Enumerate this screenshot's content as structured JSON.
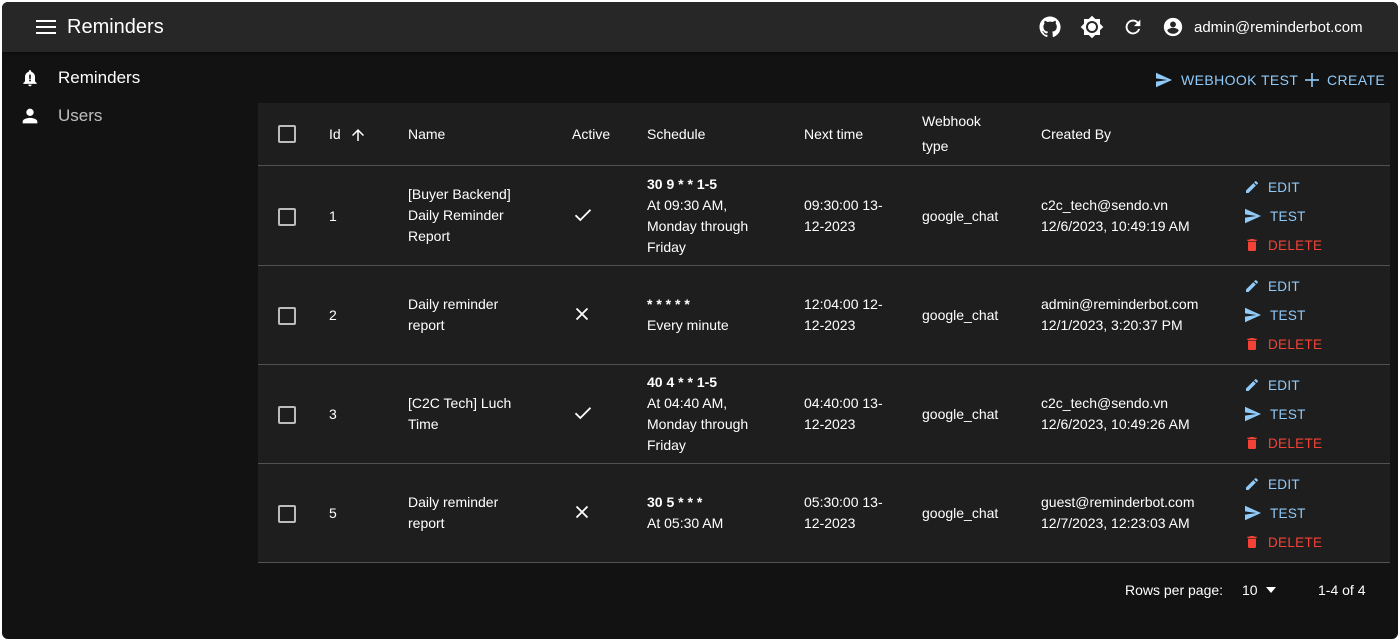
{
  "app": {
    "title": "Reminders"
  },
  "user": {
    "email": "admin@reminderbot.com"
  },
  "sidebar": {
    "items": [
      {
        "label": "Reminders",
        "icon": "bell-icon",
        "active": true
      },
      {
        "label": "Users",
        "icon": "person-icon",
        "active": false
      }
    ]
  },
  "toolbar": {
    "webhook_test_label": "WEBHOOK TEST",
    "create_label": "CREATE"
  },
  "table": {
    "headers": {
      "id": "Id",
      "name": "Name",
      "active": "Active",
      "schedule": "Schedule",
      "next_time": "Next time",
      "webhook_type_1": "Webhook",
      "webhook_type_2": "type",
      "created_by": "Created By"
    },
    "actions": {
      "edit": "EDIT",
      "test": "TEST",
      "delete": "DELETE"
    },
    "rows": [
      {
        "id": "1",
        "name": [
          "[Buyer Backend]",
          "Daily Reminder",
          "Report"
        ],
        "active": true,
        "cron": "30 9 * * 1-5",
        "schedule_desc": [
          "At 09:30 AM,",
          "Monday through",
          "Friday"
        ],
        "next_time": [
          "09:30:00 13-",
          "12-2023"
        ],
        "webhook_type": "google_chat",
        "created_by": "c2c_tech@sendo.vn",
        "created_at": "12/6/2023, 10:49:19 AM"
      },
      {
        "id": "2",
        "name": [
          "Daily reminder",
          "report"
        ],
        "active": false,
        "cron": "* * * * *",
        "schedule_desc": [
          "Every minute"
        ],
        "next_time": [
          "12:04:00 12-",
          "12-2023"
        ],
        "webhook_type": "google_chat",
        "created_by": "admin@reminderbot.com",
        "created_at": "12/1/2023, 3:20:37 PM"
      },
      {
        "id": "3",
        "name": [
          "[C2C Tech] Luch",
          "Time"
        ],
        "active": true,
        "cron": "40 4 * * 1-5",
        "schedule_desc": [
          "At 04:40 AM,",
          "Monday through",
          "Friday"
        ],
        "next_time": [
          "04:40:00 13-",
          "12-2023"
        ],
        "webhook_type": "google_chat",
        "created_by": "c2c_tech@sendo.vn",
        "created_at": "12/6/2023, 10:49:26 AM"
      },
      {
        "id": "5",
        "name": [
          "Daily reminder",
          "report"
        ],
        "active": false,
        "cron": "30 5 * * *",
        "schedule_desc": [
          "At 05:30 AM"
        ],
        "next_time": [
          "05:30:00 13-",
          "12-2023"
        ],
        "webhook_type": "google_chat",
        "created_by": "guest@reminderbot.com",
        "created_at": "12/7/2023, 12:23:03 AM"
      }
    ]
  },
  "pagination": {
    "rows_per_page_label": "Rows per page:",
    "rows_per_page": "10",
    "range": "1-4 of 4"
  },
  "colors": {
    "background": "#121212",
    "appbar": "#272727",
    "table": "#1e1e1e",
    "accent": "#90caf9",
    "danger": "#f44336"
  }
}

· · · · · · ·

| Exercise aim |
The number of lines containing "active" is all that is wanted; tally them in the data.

| Task result |
7